[-] 1 points by PublicCurrency (1387) 12 years ago

If we followed the Constitution, greed would be checked.

After World War II, the G.I. Bill provided returning servicemen with free college tuition, as well as cheap home loans and business loans. It was called “the G.I. Bill of Rights.” Studies have shown that the G.I. Bill paid for itself seven times over and is one of the most lucrative investments the government ever made.

The government could do that again—without increasing taxes or the federal debt. It could do it by recovering the power to create money from Wall Street and the financial services industry, which now claim a whopping 40% of everything we buy.


[-] 0 points by mynameismoe (153) 12 years ago

WWII. Let's see,,,,, 1940's? What about 1776-1940's?

Back on point,,, there is NO restictions on GREED. If you can post the wording in the Constitution or BoR's,,, I would SHUT UP.

[-] 0 points by PublicCurrency (1387) 12 years ago

First of all, I am not asking anyone to shut up . . .

The Constitution says only that “Congress shall have the power to coin money [and] regulate the power thereof.” The Founders left out not just paper money but checkbook money, credit card money, money market funds, and other forms of exchange that make up the money supply today. All of them are created by private financial institutions, and they all come into the economy as loans with interest attached.

Governments—state and federal—could bypass the interest tab by setting up their own publicly-owned banks. Banking would become a public utility, a tool for promoting productivity and trade rather than for extracting wealth from the debtor class.


[-] 1 points by mynameismoe (153) 12 years ago

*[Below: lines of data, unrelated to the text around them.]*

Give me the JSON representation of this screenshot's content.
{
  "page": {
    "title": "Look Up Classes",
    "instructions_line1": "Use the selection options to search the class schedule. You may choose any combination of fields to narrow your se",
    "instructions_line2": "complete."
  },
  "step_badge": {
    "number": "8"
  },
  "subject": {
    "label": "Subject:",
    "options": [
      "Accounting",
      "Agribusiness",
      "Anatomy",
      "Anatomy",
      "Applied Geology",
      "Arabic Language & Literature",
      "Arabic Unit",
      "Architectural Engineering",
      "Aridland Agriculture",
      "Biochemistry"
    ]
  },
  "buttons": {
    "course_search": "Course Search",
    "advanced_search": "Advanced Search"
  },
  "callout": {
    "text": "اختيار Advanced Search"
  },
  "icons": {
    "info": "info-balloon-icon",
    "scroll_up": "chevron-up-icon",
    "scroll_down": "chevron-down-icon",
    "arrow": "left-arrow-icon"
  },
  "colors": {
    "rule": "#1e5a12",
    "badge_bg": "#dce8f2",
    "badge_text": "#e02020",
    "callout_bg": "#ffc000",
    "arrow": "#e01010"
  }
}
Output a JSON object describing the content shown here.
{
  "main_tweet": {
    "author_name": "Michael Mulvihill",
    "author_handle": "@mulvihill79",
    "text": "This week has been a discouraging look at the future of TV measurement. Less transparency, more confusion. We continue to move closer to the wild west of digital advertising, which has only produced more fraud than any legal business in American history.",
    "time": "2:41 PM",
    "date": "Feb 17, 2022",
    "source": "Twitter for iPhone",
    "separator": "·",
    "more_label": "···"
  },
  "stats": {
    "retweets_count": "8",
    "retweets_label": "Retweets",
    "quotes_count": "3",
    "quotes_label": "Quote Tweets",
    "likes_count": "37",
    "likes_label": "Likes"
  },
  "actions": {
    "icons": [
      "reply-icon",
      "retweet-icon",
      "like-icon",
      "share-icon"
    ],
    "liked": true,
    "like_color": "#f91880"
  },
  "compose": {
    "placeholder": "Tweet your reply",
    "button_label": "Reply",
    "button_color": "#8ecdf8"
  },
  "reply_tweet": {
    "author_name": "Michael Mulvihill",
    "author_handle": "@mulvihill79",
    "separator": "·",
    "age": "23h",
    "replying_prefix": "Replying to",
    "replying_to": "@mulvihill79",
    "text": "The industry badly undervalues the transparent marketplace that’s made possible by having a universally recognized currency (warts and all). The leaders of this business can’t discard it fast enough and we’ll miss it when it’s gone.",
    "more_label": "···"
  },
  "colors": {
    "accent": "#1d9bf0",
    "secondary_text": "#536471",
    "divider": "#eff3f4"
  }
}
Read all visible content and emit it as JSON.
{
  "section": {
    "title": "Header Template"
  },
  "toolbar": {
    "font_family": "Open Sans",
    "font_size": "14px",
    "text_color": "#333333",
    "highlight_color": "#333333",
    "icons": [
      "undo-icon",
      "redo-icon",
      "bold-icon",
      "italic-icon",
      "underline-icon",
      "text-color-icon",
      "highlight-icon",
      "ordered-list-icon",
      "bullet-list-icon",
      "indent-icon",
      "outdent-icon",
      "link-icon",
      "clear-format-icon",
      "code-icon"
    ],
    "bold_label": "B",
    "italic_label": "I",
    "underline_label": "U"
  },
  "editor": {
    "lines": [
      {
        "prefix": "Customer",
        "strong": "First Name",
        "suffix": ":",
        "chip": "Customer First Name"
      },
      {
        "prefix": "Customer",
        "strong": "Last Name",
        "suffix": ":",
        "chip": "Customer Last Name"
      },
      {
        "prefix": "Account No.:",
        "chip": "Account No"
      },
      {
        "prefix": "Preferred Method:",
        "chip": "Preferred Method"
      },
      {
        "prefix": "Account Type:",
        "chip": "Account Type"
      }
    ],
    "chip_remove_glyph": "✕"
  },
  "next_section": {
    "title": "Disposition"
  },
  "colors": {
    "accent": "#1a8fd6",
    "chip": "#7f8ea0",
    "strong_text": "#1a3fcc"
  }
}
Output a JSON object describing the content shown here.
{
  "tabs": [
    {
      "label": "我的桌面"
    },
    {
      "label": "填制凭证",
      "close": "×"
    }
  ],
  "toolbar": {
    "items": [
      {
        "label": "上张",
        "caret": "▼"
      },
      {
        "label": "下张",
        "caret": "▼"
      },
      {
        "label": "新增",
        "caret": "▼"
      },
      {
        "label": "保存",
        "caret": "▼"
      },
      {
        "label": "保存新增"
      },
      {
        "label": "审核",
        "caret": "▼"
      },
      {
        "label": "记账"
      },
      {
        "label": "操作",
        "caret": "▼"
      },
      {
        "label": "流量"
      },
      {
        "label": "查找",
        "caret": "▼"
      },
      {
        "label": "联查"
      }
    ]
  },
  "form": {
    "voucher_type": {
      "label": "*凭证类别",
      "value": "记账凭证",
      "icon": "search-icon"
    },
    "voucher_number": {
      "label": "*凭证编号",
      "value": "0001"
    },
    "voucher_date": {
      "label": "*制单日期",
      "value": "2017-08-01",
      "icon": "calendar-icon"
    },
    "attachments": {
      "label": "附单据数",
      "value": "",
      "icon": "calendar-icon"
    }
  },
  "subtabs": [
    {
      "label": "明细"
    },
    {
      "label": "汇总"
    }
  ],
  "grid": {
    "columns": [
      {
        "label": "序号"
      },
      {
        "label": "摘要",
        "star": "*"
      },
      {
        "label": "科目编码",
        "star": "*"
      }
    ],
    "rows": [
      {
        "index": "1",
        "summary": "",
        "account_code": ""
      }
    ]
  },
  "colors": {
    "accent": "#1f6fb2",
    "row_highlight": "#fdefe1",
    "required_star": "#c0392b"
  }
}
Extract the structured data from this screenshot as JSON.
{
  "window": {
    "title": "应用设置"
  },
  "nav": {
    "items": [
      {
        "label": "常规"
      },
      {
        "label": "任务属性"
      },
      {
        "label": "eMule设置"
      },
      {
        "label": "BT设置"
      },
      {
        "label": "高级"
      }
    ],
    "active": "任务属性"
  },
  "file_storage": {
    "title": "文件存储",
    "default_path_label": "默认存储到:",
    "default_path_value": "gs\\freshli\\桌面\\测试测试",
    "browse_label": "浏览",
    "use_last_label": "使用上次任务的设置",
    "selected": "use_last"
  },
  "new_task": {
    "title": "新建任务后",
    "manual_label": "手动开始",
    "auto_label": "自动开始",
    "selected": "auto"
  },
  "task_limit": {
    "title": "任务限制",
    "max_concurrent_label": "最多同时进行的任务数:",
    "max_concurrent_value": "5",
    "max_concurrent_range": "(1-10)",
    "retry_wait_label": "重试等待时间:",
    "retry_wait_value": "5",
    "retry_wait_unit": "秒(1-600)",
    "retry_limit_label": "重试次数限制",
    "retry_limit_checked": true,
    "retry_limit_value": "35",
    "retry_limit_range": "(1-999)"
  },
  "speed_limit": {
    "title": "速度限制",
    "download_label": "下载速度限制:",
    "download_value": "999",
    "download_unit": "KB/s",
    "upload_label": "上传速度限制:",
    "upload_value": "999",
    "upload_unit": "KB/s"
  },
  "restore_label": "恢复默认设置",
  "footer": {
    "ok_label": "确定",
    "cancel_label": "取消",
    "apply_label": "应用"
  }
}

Our monetary system has worked and continues to work. I'm not sure how your posting concerns entitlements.

[-] 1 points by PublicCurrency (1387) 12 years ago

If our government created our money (as required by the Conststitution) rather than borrow the use of our own money from private "banksters" there would be a plentiful money supply to ensure the general welfare of our people.

Our monetary system is the root cause of our many problems including the ongoing financial crisis of 2008.


[-] 1 points by mynameismoe (153) 12 years ago

Your post and made my point.

[-] 1 points by mynameismoe (153) 12 years ago

It clearly says that you have the right to PURSUE happiness. "Created equal doens mean STAY equal." It is clear to me the wording you posted fails to say, "ENTITLED to happiness."

[-] 1 points by owschico (295) 12 years ago

you are not given equality by government

[-] 1 points by LogTax (71) from Swifton, AR 12 years ago

You're supposed to be treated equally by the government.

[-] 0 points by owschico (295) 12 years ago

that also is not true

[-] -1 points by mynameismoe (153) 12 years ago

Where is the line in the Constitution, "ENTITLED to Happiness?"

[-] -1 points by nucleus (3291) 12 years ago

The founding fathers were a bunch of rich white slave owners - the robber barons of the day - who didn't want to pay taxes.

Just to keep things in perspective ...

[-] -2 points by thefly (36) 12 years ago

it's Fondling Fathers

[-] -3 points by mynameismoe (153) 12 years ago

Only if they attended Penn St.